§ **EXTRACTED MATERIAL**
################

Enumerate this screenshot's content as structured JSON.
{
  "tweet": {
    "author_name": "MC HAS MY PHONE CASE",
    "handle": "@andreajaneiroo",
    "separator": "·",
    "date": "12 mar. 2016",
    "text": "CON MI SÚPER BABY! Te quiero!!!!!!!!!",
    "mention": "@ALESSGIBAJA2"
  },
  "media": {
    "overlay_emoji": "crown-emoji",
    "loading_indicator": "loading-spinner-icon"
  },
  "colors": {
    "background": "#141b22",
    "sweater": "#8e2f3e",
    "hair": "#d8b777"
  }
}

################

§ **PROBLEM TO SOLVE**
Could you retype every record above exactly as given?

§ **TASK SOLUTION**
Enumerate this screenshot's content as structured JSON.
{
  "tweet": {
    "author_name": "MC HAS MY PHONE CASE",
    "handle": "@andreajaneiroo",
    "separator": "·",
    "date": "12 mar. 2016",
    "text": "CON MI SÚPER BABY! Te quiero!!!!!!!!!",
    "mention": "@ALESSGIBAJA2"
  },
  "media": {
    "overlay_emoji": "crown-emoji",
    "loading_indicator": "loading-spinner-icon"
  },
  "colors": {
    "background": "#141b22",
    "sweater": "#8e2f3e",
    "hair": "#d8b777"
  }
}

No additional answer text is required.